_Try it_
After reading the data, copy it out in full and exactly.

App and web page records
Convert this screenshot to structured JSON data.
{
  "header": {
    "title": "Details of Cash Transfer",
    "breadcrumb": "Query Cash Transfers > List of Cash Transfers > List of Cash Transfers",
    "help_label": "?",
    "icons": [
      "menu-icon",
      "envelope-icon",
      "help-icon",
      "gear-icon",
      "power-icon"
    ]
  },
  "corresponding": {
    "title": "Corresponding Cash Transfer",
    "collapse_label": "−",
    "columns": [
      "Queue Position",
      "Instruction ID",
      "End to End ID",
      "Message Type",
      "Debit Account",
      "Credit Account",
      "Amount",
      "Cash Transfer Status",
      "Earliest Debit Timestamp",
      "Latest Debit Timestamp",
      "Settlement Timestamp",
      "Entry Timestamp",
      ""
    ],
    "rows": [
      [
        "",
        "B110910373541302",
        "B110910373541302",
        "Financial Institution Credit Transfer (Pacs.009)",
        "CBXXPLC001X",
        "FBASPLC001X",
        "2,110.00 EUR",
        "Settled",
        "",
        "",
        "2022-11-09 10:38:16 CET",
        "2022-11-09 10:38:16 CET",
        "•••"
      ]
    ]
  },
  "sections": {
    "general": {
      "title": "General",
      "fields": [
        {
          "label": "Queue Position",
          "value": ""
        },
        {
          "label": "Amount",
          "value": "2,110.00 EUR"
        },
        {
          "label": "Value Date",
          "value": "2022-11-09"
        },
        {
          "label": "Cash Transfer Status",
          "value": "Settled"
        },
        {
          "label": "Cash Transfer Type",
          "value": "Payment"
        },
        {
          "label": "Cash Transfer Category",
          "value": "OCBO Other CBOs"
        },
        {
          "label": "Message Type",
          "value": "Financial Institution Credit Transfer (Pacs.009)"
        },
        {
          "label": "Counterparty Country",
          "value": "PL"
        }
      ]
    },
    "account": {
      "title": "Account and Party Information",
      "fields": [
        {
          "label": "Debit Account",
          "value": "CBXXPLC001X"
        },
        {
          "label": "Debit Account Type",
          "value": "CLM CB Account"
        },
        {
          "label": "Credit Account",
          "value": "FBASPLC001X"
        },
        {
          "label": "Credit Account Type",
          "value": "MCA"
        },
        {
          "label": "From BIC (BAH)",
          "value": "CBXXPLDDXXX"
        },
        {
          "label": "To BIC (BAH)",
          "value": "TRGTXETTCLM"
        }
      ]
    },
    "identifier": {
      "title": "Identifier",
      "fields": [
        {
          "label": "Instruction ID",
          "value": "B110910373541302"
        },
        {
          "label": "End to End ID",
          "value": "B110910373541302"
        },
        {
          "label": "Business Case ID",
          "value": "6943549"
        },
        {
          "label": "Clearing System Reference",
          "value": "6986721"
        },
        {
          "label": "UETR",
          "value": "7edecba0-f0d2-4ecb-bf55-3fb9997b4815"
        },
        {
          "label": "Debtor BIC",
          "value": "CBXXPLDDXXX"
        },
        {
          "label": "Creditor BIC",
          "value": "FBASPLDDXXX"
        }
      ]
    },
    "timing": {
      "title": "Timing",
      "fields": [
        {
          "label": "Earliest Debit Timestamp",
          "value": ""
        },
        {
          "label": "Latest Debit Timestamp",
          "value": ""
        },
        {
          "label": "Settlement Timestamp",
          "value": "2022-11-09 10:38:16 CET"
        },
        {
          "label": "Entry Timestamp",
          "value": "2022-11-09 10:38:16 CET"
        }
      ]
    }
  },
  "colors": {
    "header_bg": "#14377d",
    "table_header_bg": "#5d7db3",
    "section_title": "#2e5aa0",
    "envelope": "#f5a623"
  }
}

_Solution for this problem_
Convert this screenshot to structured JSON data.
{
  "header": {
    "title": "Details of Cash Transfer",
    "breadcrumb": "Query Cash Transfers > List of Cash Transfers > List of Cash Transfers",
    "help_label": "?",
    "icons": [
      "menu-icon",
      "envelope-icon",
      "help-icon",
      "gear-icon",
      "power-icon"
    ]
  },
  "corresponding": {
    "title": "Corresponding Cash Transfer",
    "collapse_label": "−",
    "columns": [
      "Queue Position",
      "Instruction ID",
      "End to End ID",
      "Message Type",
      "Debit Account",
      "Credit Account",
      "Amount",
      "Cash Transfer Status",
      "Earliest Debit Timestamp",
      "Latest Debit Timestamp",
      "Settlement Timestamp",
      "Entry Timestamp",
      ""
    ],
    "rows": [
      [
        "",
        "B110910373541302",
        "B110910373541302",
        "Financial Institution Credit Transfer (Pacs.009)",
        "CBXXPLC001X",
        "FBASPLC001X",
        "2,110.00 EUR",
        "Settled",
        "",
        "",
        "2022-11-09 10:38:16 CET",
        "2022-11-09 10:38:16 CET",
        "•••"
      ]
    ]
  },
  "sections": {
    "general": {
      "title": "General",
      "fields": [
        {
          "label": "Queue Position",
          "value": ""
        },
        {
          "label": "Amount",
          "value": "2,110.00 EUR"
        },
        {
          "label": "Value Date",
          "value": "2022-11-09"
        },
        {
          "label": "Cash Transfer Status",
          "value": "Settled"
        },
        {
          "label": "Cash Transfer Type",
          "value": "Payment"
        },
        {
          "label": "Cash Transfer Category",
          "value": "OCBO Other CBOs"
        },
        {
          "label": "Message Type",
          "value": "Financial Institution Credit Transfer (Pacs.009)"
        },
        {
          "label": "Counterparty Country",
          "value": "PL"
        }
      ]
    },
    "account": {
      "title": "Account and Party Information",
      "fields": [
        {
          "label": "Debit Account",
          "value": "CBXXPLC001X"
        },
        {
          "label": "Debit Account Type",
          "value": "CLM CB Account"
        },
        {
          "label": "Credit Account",
          "value": "FBASPLC001X"
        },
        {
          "label": "Credit Account Type",
          "value": "MCA"
        },
        {
          "label": "From BIC (BAH)",
          "value": "CBXXPLDDXXX"
        },
        {
          "label": "To BIC (BAH)",
          "value": "TRGTXETTCLM"
        }
      ]
    },
    "identifier": {
      "title": "Identifier",
      "fields": [
        {
          "label": "Instruction ID",
          "value": "B110910373541302"
        },
        {
          "label": "End to End ID",
          "value": "B110910373541302"
        },
        {
          "label": "Business Case ID",
          "value": "6943549"
        },
        {
          "label": "Clearing System Reference",
          "value": "6986721"
        },
        {
          "label": "UETR",
          "value": "7edecba0-f0d2-4ecb-bf55-3fb9997b4815"
        },
        {
          "label": "Debtor BIC",
          "value": "CBXXPLDDXXX"
        },
        {
          "label": "Creditor BIC",
          "value": "FBASPLDDXXX"
        }
      ]
    },
    "timing": {
      "title": "Timing",
      "fields": [
        {
          "label": "Earliest Debit Timestamp",
          "value": ""
        },
        {
          "label": "Latest Debit Timestamp",
          "value": ""
        },
        {
          "label": "Settlement Timestamp",
          "value": "2022-11-09 10:38:16 CET"
        },
        {
          "label": "Entry Timestamp",
          "value": "2022-11-09 10:38:16 CET"
        }
      ]
    }
  },
  "colors": {
    "header_bg": "#14377d",
    "table_header_bg": "#5d7db3",
    "section_title": "#2e5aa0",
    "envelope": "#f5a623"
  }
}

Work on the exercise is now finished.